*Given records*:
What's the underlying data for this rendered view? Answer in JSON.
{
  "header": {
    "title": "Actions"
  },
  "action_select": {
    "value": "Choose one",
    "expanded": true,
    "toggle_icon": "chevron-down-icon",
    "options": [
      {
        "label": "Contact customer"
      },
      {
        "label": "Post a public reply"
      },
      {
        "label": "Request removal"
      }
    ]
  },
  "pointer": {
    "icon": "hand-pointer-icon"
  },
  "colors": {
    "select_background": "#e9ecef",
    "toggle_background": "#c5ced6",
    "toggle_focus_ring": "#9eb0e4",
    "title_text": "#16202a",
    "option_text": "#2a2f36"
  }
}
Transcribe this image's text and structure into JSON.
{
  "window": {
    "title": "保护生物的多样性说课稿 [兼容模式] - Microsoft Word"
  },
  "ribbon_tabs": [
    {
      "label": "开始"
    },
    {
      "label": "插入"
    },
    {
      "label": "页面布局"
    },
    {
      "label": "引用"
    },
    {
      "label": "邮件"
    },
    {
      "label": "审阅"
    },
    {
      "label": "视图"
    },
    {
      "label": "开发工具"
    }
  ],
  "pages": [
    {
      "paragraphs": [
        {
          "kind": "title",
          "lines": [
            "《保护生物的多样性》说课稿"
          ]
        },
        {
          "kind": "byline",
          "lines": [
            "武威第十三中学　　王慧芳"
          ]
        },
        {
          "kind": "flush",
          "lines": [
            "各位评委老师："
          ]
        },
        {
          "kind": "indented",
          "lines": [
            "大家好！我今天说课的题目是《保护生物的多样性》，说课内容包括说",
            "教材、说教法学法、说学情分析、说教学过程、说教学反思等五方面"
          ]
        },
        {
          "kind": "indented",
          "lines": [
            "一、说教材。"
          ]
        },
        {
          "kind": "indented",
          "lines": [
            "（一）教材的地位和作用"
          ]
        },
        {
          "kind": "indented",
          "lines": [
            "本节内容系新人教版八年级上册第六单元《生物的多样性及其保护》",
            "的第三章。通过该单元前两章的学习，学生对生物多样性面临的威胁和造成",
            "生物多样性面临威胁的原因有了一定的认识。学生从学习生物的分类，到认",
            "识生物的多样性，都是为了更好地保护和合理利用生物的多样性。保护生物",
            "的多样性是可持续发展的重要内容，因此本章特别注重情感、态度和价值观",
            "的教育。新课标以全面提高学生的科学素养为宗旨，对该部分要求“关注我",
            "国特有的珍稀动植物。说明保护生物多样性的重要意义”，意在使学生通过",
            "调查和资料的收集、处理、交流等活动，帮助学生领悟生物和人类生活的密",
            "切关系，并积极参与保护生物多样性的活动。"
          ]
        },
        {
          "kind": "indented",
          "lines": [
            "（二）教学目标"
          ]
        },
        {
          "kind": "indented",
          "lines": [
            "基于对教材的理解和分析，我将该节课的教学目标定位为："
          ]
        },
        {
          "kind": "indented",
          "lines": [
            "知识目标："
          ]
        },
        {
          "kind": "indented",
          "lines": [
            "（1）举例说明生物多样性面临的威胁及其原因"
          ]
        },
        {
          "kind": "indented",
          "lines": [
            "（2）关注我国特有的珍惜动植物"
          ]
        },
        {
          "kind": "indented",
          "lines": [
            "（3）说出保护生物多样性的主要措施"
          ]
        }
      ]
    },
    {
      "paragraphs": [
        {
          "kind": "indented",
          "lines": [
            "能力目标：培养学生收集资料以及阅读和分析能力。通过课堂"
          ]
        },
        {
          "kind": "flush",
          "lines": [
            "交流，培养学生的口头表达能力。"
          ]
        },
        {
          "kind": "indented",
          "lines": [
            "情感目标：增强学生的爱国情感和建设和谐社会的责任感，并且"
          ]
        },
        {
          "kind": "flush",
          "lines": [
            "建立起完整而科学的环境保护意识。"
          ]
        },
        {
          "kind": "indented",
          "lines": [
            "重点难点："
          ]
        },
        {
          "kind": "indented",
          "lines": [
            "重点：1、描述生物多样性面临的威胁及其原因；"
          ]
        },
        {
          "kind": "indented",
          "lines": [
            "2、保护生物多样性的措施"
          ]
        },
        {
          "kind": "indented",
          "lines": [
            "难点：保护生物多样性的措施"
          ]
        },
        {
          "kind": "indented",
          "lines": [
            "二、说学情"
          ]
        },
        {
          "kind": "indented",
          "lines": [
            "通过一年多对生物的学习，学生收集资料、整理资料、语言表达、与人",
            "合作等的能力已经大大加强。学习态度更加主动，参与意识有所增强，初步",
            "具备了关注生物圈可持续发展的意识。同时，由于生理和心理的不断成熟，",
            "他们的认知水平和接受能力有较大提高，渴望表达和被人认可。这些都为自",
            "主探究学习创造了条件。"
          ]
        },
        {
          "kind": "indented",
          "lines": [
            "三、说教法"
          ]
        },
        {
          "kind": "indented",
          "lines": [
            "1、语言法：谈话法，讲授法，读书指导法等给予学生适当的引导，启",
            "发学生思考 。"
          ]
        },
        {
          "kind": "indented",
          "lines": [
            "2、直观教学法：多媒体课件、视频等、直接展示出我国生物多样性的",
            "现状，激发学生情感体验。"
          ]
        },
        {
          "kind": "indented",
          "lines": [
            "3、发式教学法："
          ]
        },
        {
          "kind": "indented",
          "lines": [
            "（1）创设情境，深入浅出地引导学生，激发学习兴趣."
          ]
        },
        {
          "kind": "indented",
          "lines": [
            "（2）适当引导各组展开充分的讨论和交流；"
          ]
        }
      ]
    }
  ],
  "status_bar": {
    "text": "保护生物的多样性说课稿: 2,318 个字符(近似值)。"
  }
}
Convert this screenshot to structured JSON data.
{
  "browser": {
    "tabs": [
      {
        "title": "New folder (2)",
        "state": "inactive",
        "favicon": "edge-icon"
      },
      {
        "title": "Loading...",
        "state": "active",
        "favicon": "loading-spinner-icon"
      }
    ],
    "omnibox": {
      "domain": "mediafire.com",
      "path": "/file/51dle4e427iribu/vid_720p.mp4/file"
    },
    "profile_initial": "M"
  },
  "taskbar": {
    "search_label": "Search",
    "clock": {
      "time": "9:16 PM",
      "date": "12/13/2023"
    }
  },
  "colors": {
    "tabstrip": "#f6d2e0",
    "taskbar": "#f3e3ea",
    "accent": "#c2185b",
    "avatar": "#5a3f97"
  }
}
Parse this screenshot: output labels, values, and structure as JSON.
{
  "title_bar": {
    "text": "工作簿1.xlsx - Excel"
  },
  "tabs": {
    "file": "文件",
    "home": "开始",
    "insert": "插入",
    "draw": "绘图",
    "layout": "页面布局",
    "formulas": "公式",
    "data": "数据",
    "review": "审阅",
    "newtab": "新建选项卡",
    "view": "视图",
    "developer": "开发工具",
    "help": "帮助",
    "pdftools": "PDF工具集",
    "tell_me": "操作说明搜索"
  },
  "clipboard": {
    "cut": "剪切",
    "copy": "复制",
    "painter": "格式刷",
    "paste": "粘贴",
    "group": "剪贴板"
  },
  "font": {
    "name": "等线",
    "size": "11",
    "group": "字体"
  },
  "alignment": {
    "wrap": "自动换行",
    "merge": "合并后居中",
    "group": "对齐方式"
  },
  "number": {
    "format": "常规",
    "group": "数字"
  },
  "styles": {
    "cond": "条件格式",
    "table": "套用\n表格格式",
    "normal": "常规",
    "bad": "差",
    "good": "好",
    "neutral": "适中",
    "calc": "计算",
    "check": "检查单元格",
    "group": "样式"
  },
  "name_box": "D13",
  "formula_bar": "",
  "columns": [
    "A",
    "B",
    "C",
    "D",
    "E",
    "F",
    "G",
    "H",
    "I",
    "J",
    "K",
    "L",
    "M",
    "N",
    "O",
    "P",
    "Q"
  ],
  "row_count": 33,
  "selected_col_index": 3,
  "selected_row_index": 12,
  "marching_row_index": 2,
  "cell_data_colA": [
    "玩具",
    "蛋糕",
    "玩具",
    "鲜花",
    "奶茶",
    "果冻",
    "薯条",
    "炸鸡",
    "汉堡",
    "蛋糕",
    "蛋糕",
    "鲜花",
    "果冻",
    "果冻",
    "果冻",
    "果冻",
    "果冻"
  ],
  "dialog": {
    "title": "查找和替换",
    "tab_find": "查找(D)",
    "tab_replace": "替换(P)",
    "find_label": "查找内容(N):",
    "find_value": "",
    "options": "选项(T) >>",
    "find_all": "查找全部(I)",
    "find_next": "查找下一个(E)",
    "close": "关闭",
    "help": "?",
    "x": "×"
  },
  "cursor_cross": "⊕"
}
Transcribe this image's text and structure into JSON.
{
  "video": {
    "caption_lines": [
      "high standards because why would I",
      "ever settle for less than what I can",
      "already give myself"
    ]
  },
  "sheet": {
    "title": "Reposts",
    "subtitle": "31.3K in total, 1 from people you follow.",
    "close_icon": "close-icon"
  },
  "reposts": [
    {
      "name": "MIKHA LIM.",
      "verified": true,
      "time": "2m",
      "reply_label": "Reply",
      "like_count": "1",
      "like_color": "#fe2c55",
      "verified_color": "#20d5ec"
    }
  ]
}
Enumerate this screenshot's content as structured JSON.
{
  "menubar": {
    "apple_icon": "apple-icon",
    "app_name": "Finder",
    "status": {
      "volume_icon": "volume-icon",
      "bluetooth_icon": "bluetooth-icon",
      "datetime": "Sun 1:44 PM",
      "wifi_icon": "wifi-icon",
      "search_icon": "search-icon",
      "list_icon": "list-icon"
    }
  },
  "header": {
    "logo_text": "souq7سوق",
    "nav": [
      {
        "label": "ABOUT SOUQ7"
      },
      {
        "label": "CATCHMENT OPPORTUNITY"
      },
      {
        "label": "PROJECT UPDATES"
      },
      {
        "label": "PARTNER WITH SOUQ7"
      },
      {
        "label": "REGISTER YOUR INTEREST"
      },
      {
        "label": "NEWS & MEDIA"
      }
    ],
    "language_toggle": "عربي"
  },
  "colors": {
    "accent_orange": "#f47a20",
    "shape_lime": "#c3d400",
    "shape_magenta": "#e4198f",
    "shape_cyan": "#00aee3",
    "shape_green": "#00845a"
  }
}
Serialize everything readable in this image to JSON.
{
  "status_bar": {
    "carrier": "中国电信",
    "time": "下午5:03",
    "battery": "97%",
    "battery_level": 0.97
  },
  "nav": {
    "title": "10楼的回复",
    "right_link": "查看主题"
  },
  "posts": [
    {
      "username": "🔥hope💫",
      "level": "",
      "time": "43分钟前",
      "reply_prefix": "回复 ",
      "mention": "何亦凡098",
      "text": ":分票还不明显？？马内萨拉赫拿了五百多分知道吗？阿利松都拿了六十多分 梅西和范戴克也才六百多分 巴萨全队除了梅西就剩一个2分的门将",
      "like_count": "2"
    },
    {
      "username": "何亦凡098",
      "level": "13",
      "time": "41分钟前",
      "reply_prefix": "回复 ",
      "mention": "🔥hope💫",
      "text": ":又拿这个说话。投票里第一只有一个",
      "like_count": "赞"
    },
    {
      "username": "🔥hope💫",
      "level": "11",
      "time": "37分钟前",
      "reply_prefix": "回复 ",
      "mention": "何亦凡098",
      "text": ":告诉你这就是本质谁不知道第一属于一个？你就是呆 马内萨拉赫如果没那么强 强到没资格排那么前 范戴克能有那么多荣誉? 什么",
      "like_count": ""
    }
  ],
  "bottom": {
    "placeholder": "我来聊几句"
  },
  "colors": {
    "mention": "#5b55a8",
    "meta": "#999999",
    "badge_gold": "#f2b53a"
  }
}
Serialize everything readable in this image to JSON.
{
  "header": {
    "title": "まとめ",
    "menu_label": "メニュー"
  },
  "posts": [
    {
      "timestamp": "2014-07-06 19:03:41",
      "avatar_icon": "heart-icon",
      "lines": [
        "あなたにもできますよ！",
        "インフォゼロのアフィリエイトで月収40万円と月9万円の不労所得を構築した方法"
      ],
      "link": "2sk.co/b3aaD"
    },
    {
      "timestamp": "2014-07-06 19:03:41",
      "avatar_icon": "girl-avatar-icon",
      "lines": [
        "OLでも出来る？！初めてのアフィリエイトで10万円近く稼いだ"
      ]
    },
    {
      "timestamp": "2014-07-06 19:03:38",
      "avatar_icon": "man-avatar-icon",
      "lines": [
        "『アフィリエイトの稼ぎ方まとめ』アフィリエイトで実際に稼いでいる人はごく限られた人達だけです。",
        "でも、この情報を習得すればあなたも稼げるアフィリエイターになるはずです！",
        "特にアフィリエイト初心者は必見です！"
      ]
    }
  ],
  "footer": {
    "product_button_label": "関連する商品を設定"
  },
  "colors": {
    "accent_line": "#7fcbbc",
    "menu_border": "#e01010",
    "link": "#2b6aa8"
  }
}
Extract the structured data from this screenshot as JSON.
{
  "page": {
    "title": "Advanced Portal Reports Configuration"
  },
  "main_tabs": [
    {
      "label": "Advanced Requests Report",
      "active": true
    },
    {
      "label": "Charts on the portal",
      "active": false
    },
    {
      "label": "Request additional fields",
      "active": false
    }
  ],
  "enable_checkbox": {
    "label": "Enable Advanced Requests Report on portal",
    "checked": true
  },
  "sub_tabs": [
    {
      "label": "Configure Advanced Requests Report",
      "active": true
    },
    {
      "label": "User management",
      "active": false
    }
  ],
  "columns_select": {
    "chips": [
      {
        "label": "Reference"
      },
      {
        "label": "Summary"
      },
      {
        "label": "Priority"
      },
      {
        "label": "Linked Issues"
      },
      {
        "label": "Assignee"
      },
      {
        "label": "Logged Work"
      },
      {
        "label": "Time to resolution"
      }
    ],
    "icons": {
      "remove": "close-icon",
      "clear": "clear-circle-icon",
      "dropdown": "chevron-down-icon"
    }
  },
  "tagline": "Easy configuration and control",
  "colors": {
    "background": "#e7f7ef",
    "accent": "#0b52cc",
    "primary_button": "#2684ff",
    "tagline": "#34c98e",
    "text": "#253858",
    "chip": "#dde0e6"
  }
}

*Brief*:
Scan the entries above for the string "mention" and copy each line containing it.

*Exercise result*:
      "mention": "何亦凡098",
      "mention": "🔥hope💫",
      "mention": "何亦凡098",
    "mention": "#5b55a8",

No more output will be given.